Fun with marble
As a means for stepping out of the kitchen on to a stone terrace (at a recent Nelson project), we needed to find a large stone slab to act as a step. We had already used a beautiful ‘grey’ marble (sourced locally) for the extensive stonework around the house, and therefore, the logical option was to find a slab of local marble (if possible). Knowing that there was still a certain amount of cut marble available at a local farm (the site at which Parliament Buildings was quarried from), I enquired about appropriate stone for our purpose.
Kairuru Marble is part of the farming operation of Wendy and Dave Henderson, who are the third generation of the Henderson family to oversee their land. After looking into several options, we found one 2m long stone that is well suited to our situation (pictured above, right), and this was duly transported to site and placed. Whilst selecting the slab, the native plants neighbouring the farm track attracted my interest, particularly as I have researched the plants of these marble areas to a considerable degree. One fairly widespread species, Melicope simplex (pictured above, left) formed compact shrubs amidst the marble, where they took on a reddish-orange hue in the stems (which I have not seen on this species in other areas1).

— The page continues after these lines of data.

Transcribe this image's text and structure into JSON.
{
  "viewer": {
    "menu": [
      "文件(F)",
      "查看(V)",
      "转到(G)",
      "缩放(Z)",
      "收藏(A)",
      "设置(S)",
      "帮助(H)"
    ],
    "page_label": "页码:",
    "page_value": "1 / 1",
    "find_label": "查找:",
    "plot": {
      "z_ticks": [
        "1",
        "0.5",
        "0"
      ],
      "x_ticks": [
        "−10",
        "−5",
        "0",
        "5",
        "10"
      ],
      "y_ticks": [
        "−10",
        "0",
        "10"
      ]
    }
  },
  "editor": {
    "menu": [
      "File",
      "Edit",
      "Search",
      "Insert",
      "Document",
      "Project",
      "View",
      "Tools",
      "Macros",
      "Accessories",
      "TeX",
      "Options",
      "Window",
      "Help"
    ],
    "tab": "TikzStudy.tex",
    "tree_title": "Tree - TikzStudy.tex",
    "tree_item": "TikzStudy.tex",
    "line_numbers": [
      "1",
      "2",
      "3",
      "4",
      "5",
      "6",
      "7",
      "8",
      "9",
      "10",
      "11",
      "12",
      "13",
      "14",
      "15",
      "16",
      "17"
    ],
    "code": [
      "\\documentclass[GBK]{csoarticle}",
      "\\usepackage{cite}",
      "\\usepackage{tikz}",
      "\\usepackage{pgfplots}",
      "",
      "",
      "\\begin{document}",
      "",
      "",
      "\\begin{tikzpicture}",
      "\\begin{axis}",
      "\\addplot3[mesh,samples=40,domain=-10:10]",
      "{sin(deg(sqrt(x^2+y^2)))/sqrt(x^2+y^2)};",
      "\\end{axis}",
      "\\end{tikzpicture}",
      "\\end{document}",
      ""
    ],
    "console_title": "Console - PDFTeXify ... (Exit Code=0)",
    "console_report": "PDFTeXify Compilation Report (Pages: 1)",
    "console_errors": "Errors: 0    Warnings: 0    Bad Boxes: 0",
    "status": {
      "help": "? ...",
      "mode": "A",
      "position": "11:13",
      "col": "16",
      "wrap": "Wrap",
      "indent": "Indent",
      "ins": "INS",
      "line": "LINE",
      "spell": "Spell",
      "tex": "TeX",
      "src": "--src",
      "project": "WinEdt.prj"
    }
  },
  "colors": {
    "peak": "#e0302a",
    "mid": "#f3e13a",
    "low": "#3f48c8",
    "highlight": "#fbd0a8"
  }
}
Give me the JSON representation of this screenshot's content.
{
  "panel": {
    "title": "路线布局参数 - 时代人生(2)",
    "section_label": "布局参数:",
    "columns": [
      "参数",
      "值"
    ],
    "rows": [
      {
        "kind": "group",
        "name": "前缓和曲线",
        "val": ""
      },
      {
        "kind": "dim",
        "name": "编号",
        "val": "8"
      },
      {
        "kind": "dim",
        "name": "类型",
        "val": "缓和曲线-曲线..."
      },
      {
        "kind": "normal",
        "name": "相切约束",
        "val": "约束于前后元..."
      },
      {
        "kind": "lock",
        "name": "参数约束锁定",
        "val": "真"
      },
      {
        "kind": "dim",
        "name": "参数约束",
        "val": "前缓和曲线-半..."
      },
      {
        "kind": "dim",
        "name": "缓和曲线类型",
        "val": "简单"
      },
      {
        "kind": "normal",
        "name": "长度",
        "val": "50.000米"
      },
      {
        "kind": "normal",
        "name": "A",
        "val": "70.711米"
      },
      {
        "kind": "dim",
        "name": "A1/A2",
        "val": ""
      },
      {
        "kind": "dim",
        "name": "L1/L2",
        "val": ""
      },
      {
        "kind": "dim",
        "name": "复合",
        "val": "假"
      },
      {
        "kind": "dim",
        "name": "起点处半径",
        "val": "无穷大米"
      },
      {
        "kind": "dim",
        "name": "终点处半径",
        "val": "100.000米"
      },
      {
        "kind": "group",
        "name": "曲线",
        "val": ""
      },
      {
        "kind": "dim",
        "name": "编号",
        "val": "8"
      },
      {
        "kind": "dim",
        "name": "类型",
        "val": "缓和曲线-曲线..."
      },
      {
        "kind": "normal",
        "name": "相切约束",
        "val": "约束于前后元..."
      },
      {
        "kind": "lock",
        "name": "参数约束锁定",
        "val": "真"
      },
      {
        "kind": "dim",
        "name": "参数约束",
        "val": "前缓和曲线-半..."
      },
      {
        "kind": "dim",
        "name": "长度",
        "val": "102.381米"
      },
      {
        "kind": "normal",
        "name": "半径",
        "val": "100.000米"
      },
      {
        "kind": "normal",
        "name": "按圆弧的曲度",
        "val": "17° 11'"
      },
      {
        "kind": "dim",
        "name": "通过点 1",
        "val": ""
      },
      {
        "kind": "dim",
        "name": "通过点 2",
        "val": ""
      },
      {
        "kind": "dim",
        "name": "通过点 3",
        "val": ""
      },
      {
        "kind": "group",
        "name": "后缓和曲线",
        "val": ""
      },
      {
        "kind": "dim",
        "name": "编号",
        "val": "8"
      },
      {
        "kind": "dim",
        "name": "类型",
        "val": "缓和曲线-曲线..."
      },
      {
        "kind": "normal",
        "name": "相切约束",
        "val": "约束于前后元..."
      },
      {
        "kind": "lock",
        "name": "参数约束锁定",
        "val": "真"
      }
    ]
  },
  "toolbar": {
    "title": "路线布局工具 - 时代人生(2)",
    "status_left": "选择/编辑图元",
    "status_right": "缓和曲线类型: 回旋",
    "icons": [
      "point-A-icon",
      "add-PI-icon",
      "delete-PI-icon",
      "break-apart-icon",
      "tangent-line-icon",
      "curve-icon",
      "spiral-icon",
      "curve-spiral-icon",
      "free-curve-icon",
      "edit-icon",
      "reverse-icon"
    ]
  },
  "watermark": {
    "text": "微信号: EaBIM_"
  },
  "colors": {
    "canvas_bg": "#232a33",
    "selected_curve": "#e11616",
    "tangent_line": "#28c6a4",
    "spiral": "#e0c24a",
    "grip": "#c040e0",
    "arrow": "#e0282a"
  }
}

The mounded forms of Melicope simplex (which bears affinities with Teucridium parvifolium when viewed within this context) nestle at the base of very large specimens of a distinctive, local species of kowhai, Sophora longicarinata (shown above). Commonly known as limestone kowhai, S. longicarinata has particularly delicate foliage (with small leaflets widely spaced along the leaf, like droplets of water), and is mostly associated with limestone and marble habitats.
At the bottom of the former quarry area, where stockpiles of stone (both cut and uncut) sit, there is a pond that Dave and Wendy call Parliamentary Pool, due to the fact that it is an artefact of the former quarrying. Part of this lower area is pictured above (on the left), showing some of the marble that awaits a future use.
The remarkable natural form that marble can often assume has provided a spectacular pedestal for a gnarled specimen of Melicytus obovatus to grow within (pictured, above right), whilst much larger, semi-weeping specimens of that compact shrubby species (up to 3m tall) emerge from the slightly more benign setting of a nearby outcrop (shown below, in which M. obovatus is the pale green, dense shrub in the middle of the photo, growing cheek-by-jowl with Melicope simplex).
- Melicope simplex more commonly has dark red or purplish stems in places where I have observed it (mostly further north, and more commonly on the bush edge, rather than fully out in the open as it is here).